(redirected from have an eye on the main chance)
Also found in: Dictionary, Thesaurus, Medical, Encyclopedia.
Related to have an eye on the main chance: high and dry

have an eye on/for/to the main chance

To be continuously seeking opportunities to advance oneself or make money. The term often refers to someone who is ambitious without consideration of others. Primarily heard in UK, Australia. You just have an eye on the main chance—you don't care if I succeed or fail.
See also: chance, eye, for, have, main, on, to
Farlex Dictionary of Idioms. © 2015 Farlex, Inc, all rights reserved.

eye to the main chance, have an

Look out for one's own best interest. For example, Tom is watching the company's progress very closely; he always has an eye to the main chance . [c. 1600]
See also: eye, have, main, to
The American Heritage® Dictionary of Idioms by Christine Ammer. Copyright © 2003, 1997 by The Christine Ammer 1992 Trust. Published by Houghton Mifflin Harcourt Publishing Company. All rights reserved.

have (or with) an eye for (or on or to) the main chance

look or be looking for an opportunity to take advantage of a situation for personal gain, especially when this is financial.
This expression is taken from the use of main chance in the gambling game of hazard, where it refers to a number (5, 6, 7, or 8) called by a player before throwing the dice.
See also: chance, eye, for, have, main
Farlex Partner Idioms Dictionary © Farlex 2017

have an eye to/for the main ˈchance

(British English, usually disapproving) be good at using opportunities for your own benefit: She’s certainly got an eye for the main chance. Her business has become highly successful.
See also: chance, eye, for, have, main, to
Farlex Partner Idioms Dictionary © Farlex 2017

eye for/to the main chance, to have an

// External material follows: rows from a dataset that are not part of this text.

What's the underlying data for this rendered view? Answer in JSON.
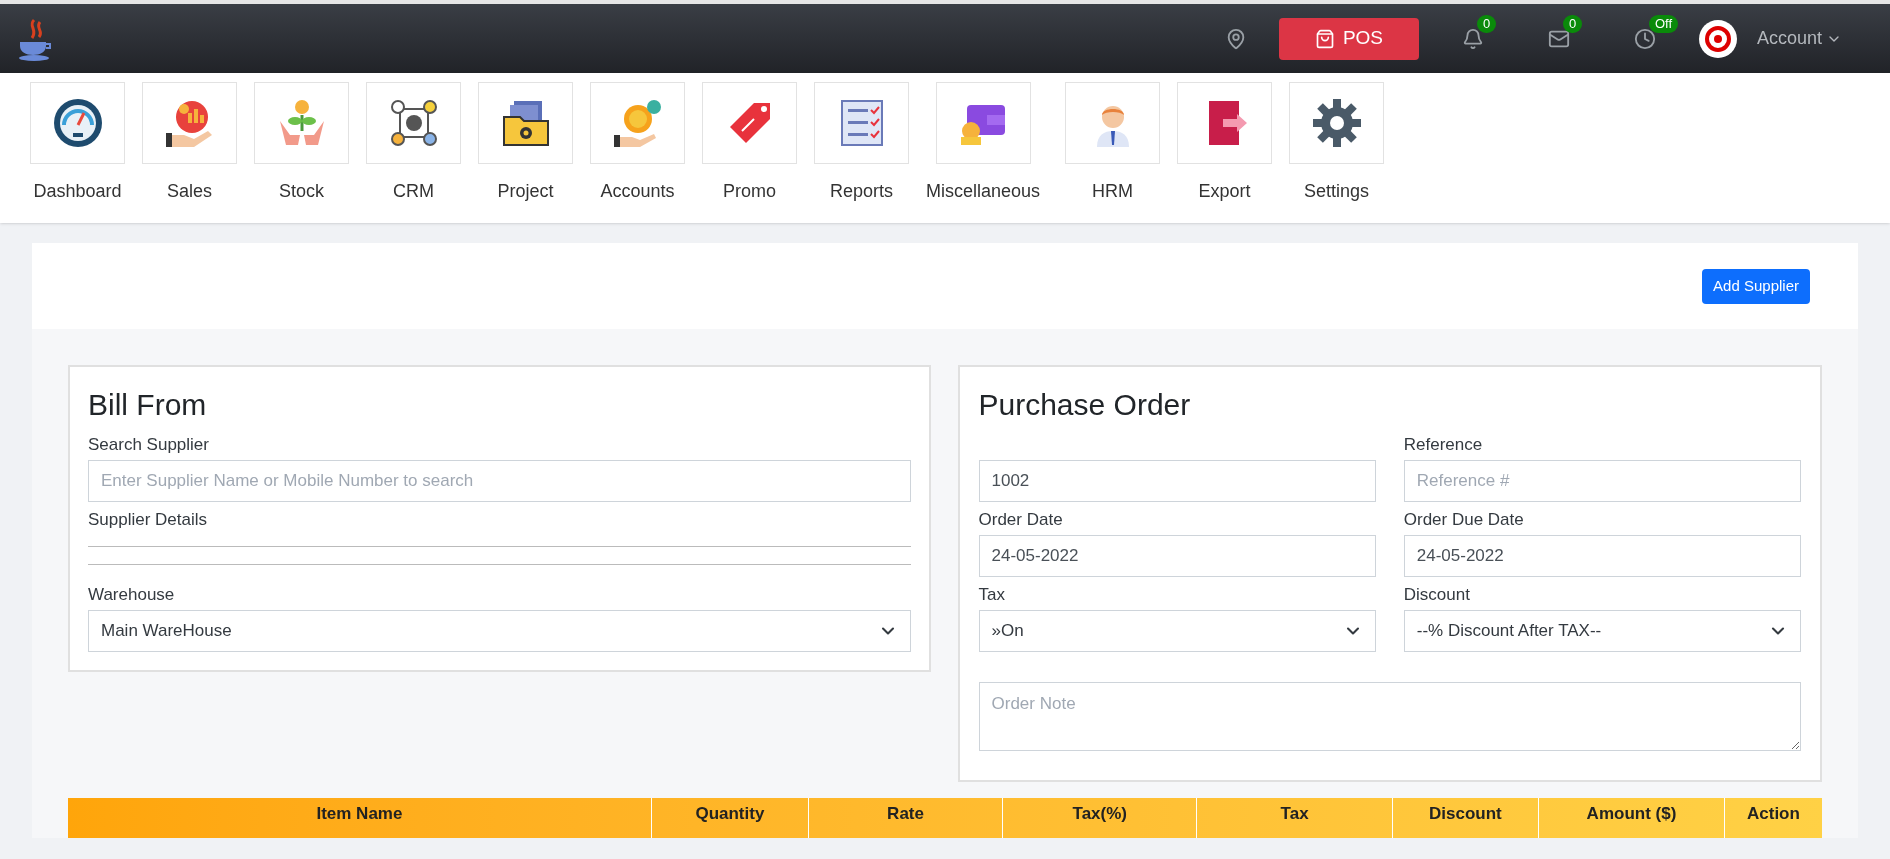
{
  "topbar": {
    "pos_label": "POS",
    "notifications": "0",
    "messages": "0",
    "clock_status": "Off",
    "account_label": "Account"
  },
  "nav": [
    {
      "label": "Dashboard"
    },
    {
      "label": "Sales"
    },
    {
      "label": "Stock"
    },
    {
      "label": "CRM"
    },
    {
      "label": "Project"
    },
    {
      "label": "Accounts"
    },
    {
      "label": "Promo"
    },
    {
      "label": "Reports"
    },
    {
      "label": "Miscellaneous"
    },
    {
      "label": "HRM"
    },
    {
      "label": "Export"
    },
    {
      "label": "Settings"
    }
  ],
  "add_supplier_button": "Add Supplier",
  "bill_from": {
    "title": "Bill From",
    "search_label": "Search Supplier",
    "search_placeholder": "Enter Supplier Name or Mobile Number to search",
    "details_label": "Supplier Details",
    "warehouse_label": "Warehouse",
    "warehouse_value": "Main WareHouse"
  },
  "purchase_order": {
    "title": "Purchase Order",
    "order_number": "1002",
    "reference_label": "Reference",
    "reference_placeholder": "Reference #",
    "order_date_label": "Order Date",
    "order_date": "24-05-2022",
    "due_date_label": "Order Due Date",
    "due_date": "24-05-2022",
    "tax_label": "Tax",
    "tax_value": "»On",
    "discount_label": "Discount",
    "discount_value": "--% Discount After TAX--",
    "note_placeholder": "Order Note"
  },
  "table": {
    "columns": [
      "Item Name",
      "Quantity",
      "Rate",
      "Tax(%)",
      "Tax",
      "Discount",
      "Amount ($)",
      "Action"
    ]
  }
}
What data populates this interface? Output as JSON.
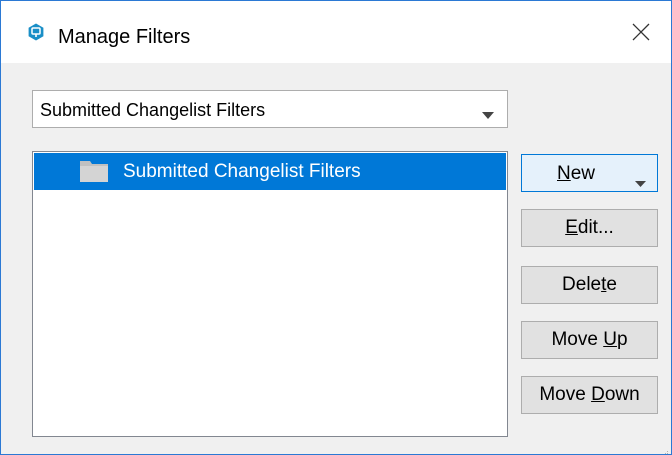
{
  "window": {
    "title": "Manage Filters",
    "icon": "p4-app-icon",
    "accent_color": "#0078d7"
  },
  "filter_type_combo": {
    "selected": "Submitted Changelist Filters"
  },
  "filter_tree": {
    "items": [
      {
        "label": "Submitted Changelist Filters",
        "icon": "folder-icon",
        "selected": true
      }
    ]
  },
  "buttons": {
    "new": {
      "pre": "",
      "mnemonic": "N",
      "post": "ew"
    },
    "edit": {
      "pre": "",
      "mnemonic": "E",
      "post": "dit..."
    },
    "delete": {
      "pre": "Dele",
      "mnemonic": "t",
      "post": "e"
    },
    "move_up": {
      "pre": "Move ",
      "mnemonic": "U",
      "post": "p"
    },
    "move_down": {
      "pre": "Move ",
      "mnemonic": "D",
      "post": "own"
    }
  }
}
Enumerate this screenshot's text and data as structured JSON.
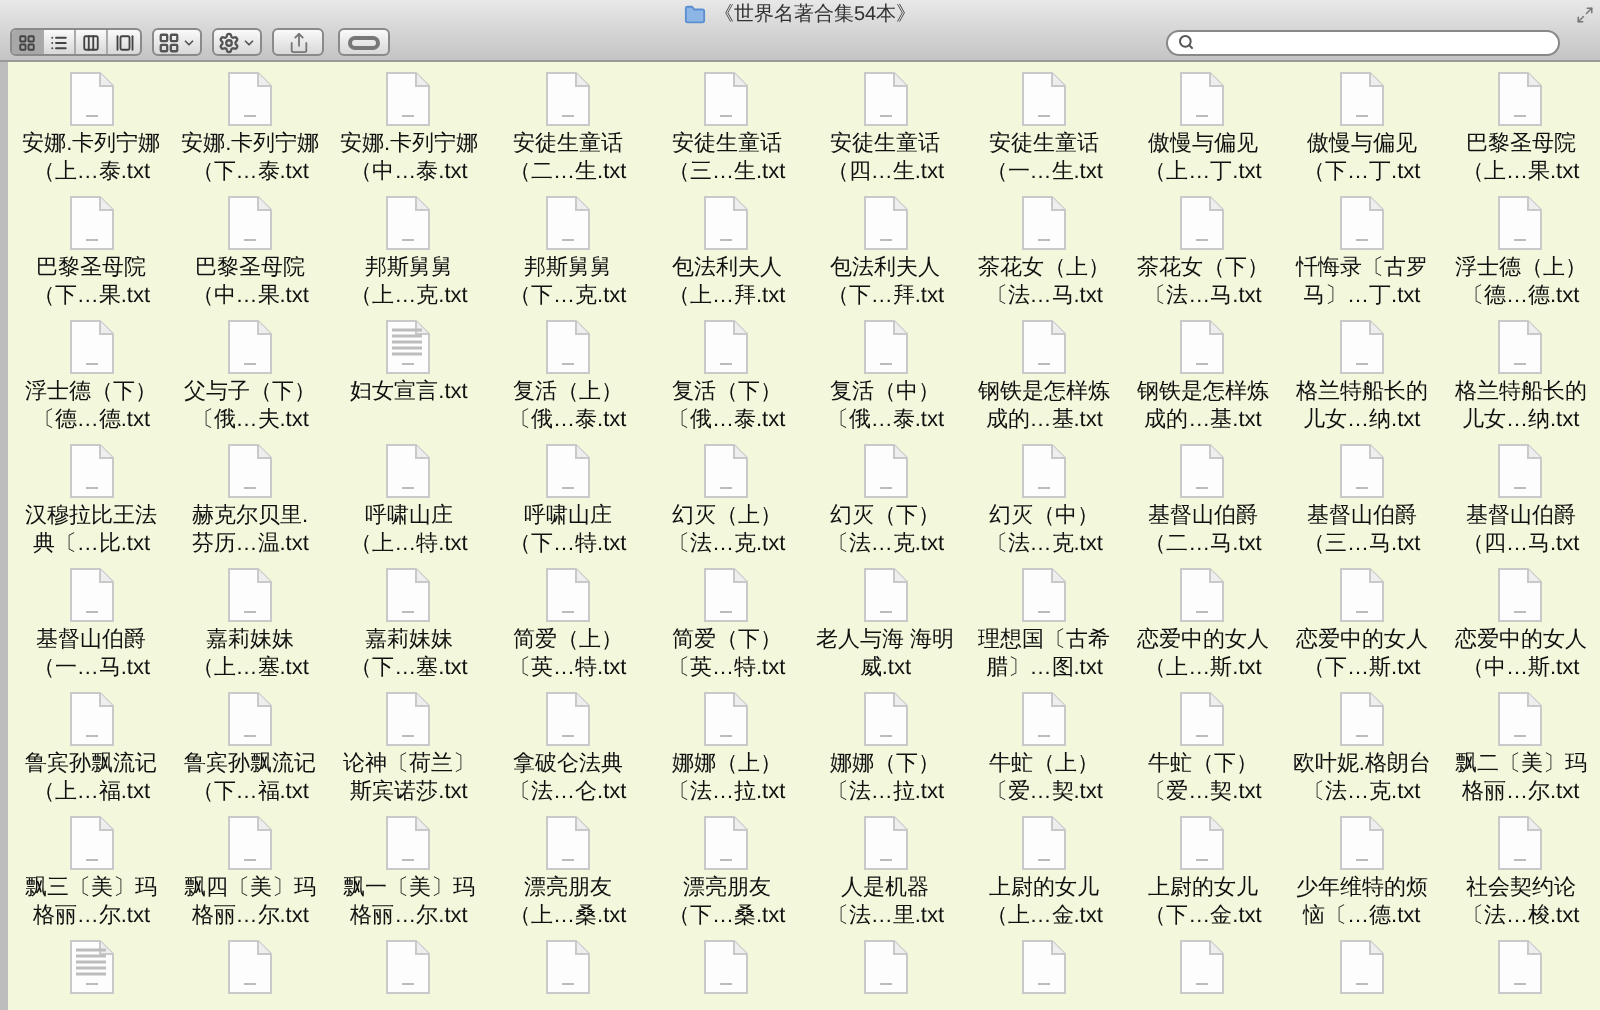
{
  "window": {
    "title": "《世界名著合集54本》"
  },
  "toolbar": {
    "view_buttons": [
      {
        "kind": "icons",
        "selected": true
      },
      {
        "kind": "list",
        "selected": false
      },
      {
        "kind": "columns",
        "selected": false
      },
      {
        "kind": "coverflow",
        "selected": false
      }
    ],
    "buttons": [
      {
        "kind": "arrange",
        "dropdown": true
      },
      {
        "kind": "action",
        "dropdown": true
      },
      {
        "kind": "share",
        "dropdown": false
      },
      {
        "kind": "tag",
        "dropdown": false
      }
    ]
  },
  "files": [
    {
      "kind": "plain",
      "lines": [
        "安娜.卡列宁娜",
        "（上…泰.txt"
      ]
    },
    {
      "kind": "plain",
      "lines": [
        "安娜.卡列宁娜",
        "（下…泰.txt"
      ]
    },
    {
      "kind": "plain",
      "lines": [
        "安娜.卡列宁娜",
        "（中…泰.txt"
      ]
    },
    {
      "kind": "plain",
      "lines": [
        "安徒生童话",
        "（二…生.txt"
      ]
    },
    {
      "kind": "plain",
      "lines": [
        "安徒生童话",
        "（三…生.txt"
      ]
    },
    {
      "kind": "plain",
      "lines": [
        "安徒生童话",
        "（四…生.txt"
      ]
    },
    {
      "kind": "plain",
      "lines": [
        "安徒生童话",
        "（一…生.txt"
      ]
    },
    {
      "kind": "plain",
      "lines": [
        "傲慢与偏见",
        "（上…丁.txt"
      ]
    },
    {
      "kind": "plain",
      "lines": [
        "傲慢与偏见",
        "（下…丁.txt"
      ]
    },
    {
      "kind": "plain",
      "lines": [
        "巴黎圣母院",
        "（上…果.txt"
      ]
    },
    {
      "kind": "plain",
      "lines": [
        "巴黎圣母院",
        "（下…果.txt"
      ]
    },
    {
      "kind": "plain",
      "lines": [
        "巴黎圣母院",
        "（中…果.txt"
      ]
    },
    {
      "kind": "plain",
      "lines": [
        "邦斯舅舅",
        "（上…克.txt"
      ]
    },
    {
      "kind": "plain",
      "lines": [
        "邦斯舅舅",
        "（下…克.txt"
      ]
    },
    {
      "kind": "plain",
      "lines": [
        "包法利夫人",
        "（上…拜.txt"
      ]
    },
    {
      "kind": "plain",
      "lines": [
        "包法利夫人",
        "（下…拜.txt"
      ]
    },
    {
      "kind": "plain",
      "lines": [
        "茶花女（上）",
        "〔法…马.txt"
      ]
    },
    {
      "kind": "plain",
      "lines": [
        "茶花女（下）",
        "〔法…马.txt"
      ]
    },
    {
      "kind": "plain",
      "lines": [
        "忏悔录〔古罗",
        "马〕…丁.txt"
      ]
    },
    {
      "kind": "plain",
      "lines": [
        "浮士德（上）",
        "〔德…德.txt"
      ]
    },
    {
      "kind": "plain",
      "lines": [
        "浮士德（下）",
        "〔德…德.txt"
      ]
    },
    {
      "kind": "plain",
      "lines": [
        "父与子（下）",
        "〔俄…夫.txt"
      ]
    },
    {
      "kind": "preview",
      "lines": [
        "妇女宣言.txt"
      ]
    },
    {
      "kind": "plain",
      "lines": [
        "复活（上）",
        "〔俄…泰.txt"
      ]
    },
    {
      "kind": "plain",
      "lines": [
        "复活（下）",
        "〔俄…泰.txt"
      ]
    },
    {
      "kind": "plain",
      "lines": [
        "复活（中）",
        "〔俄…泰.txt"
      ]
    },
    {
      "kind": "plain",
      "lines": [
        "钢铁是怎样炼",
        "成的…基.txt"
      ]
    },
    {
      "kind": "plain",
      "lines": [
        "钢铁是怎样炼",
        "成的…基.txt"
      ]
    },
    {
      "kind": "plain",
      "lines": [
        "格兰特船长的",
        "儿女…纳.txt"
      ]
    },
    {
      "kind": "plain",
      "lines": [
        "格兰特船长的",
        "儿女…纳.txt"
      ]
    },
    {
      "kind": "plain",
      "lines": [
        "汉穆拉比王法",
        "典〔…比.txt"
      ]
    },
    {
      "kind": "plain",
      "lines": [
        "赫克尔贝里.",
        "芬历…温.txt"
      ]
    },
    {
      "kind": "plain",
      "lines": [
        "呼啸山庄",
        "（上…特.txt"
      ]
    },
    {
      "kind": "plain",
      "lines": [
        "呼啸山庄",
        "（下…特.txt"
      ]
    },
    {
      "kind": "plain",
      "lines": [
        "幻灭（上）",
        "〔法…克.txt"
      ]
    },
    {
      "kind": "plain",
      "lines": [
        "幻灭（下）",
        "〔法…克.txt"
      ]
    },
    {
      "kind": "plain",
      "lines": [
        "幻灭（中）",
        "〔法…克.txt"
      ]
    },
    {
      "kind": "plain",
      "lines": [
        "基督山伯爵",
        "（二…马.txt"
      ]
    },
    {
      "kind": "plain",
      "lines": [
        "基督山伯爵",
        "（三…马.txt"
      ]
    },
    {
      "kind": "plain",
      "lines": [
        "基督山伯爵",
        "（四…马.txt"
      ]
    },
    {
      "kind": "plain",
      "lines": [
        "基督山伯爵",
        "（一…马.txt"
      ]
    },
    {
      "kind": "plain",
      "lines": [
        "嘉莉妹妹",
        "（上…塞.txt"
      ]
    },
    {
      "kind": "plain",
      "lines": [
        "嘉莉妹妹",
        "（下…塞.txt"
      ]
    },
    {
      "kind": "plain",
      "lines": [
        "简爱（上）",
        "〔英…特.txt"
      ]
    },
    {
      "kind": "plain",
      "lines": [
        "简爱（下）",
        "〔英…特.txt"
      ]
    },
    {
      "kind": "plain",
      "lines": [
        "老人与海 海明",
        "威.txt"
      ]
    },
    {
      "kind": "plain",
      "lines": [
        "理想国〔古希",
        "腊〕…图.txt"
      ]
    },
    {
      "kind": "plain",
      "lines": [
        "恋爱中的女人",
        "（上…斯.txt"
      ]
    },
    {
      "kind": "plain",
      "lines": [
        "恋爱中的女人",
        "（下…斯.txt"
      ]
    },
    {
      "kind": "plain",
      "lines": [
        "恋爱中的女人",
        "（中…斯.txt"
      ]
    },
    {
      "kind": "plain",
      "lines": [
        "鲁宾孙飘流记",
        "（上…福.txt"
      ]
    },
    {
      "kind": "plain",
      "lines": [
        "鲁宾孙飘流记",
        "（下…福.txt"
      ]
    },
    {
      "kind": "plain",
      "lines": [
        "论神〔荷兰〕",
        "斯宾诺莎.txt"
      ]
    },
    {
      "kind": "plain",
      "lines": [
        "拿破仑法典",
        "〔法…仑.txt"
      ]
    },
    {
      "kind": "plain",
      "lines": [
        "娜娜（上）",
        "〔法…拉.txt"
      ]
    },
    {
      "kind": "plain",
      "lines": [
        "娜娜（下）",
        "〔法…拉.txt"
      ]
    },
    {
      "kind": "plain",
      "lines": [
        "牛虻（上）",
        "〔爱…契.txt"
      ]
    },
    {
      "kind": "plain",
      "lines": [
        "牛虻（下）",
        "〔爱…契.txt"
      ]
    },
    {
      "kind": "plain",
      "lines": [
        "欧叶妮.格朗台",
        "〔法…克.txt"
      ]
    },
    {
      "kind": "plain",
      "lines": [
        "飘二〔美〕玛",
        "格丽…尔.txt"
      ]
    },
    {
      "kind": "plain",
      "lines": [
        "飘三〔美〕玛",
        "格丽…尔.txt"
      ]
    },
    {
      "kind": "plain",
      "lines": [
        "飘四〔美〕玛",
        "格丽…尔.txt"
      ]
    },
    {
      "kind": "plain",
      "lines": [
        "飘一〔美〕玛",
        "格丽…尔.txt"
      ]
    },
    {
      "kind": "plain",
      "lines": [
        "漂亮朋友",
        "（上…桑.txt"
      ]
    },
    {
      "kind": "plain",
      "lines": [
        "漂亮朋友",
        "（下…桑.txt"
      ]
    },
    {
      "kind": "plain",
      "lines": [
        "人是机器",
        "〔法…里.txt"
      ]
    },
    {
      "kind": "plain",
      "lines": [
        "上尉的女儿",
        "（上…金.txt"
      ]
    },
    {
      "kind": "plain",
      "lines": [
        "上尉的女儿",
        "（下…金.txt"
      ]
    },
    {
      "kind": "plain",
      "lines": [
        "少年维特的烦",
        "恼〔…德.txt"
      ]
    },
    {
      "kind": "plain",
      "lines": [
        "社会契约论",
        "〔法…梭.txt"
      ]
    },
    {
      "kind": "preview"
    },
    {
      "kind": "plain"
    },
    {
      "kind": "plain"
    },
    {
      "kind": "plain"
    },
    {
      "kind": "plain"
    },
    {
      "kind": "plain"
    },
    {
      "kind": "plain"
    },
    {
      "kind": "plain"
    },
    {
      "kind": "plain"
    },
    {
      "kind": "plain"
    }
  ]
}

To look out for one’s own best interest or for the opportunity that will be most profitable. The term is thought to come either from betting in cockfights (main being an obsolete word for cockfight) or from a game of chance called hazard, in which the main signified the number (anywhere from 5 to 9) called by the caster before the dice were thrown and chance signified the second throw of the dice, which determined the total. In any event, the expression dates from the sixteenth century, was recorded by John Lyly and Shakespeare, among others, and appeared in John Ray’s English Proverbs of 1670.
See also: eye, for, have, main, to
The Dictionary of Clichés by Christine Ammer Copyright © 2013 by Christine Ammer
See also:
Full browser ?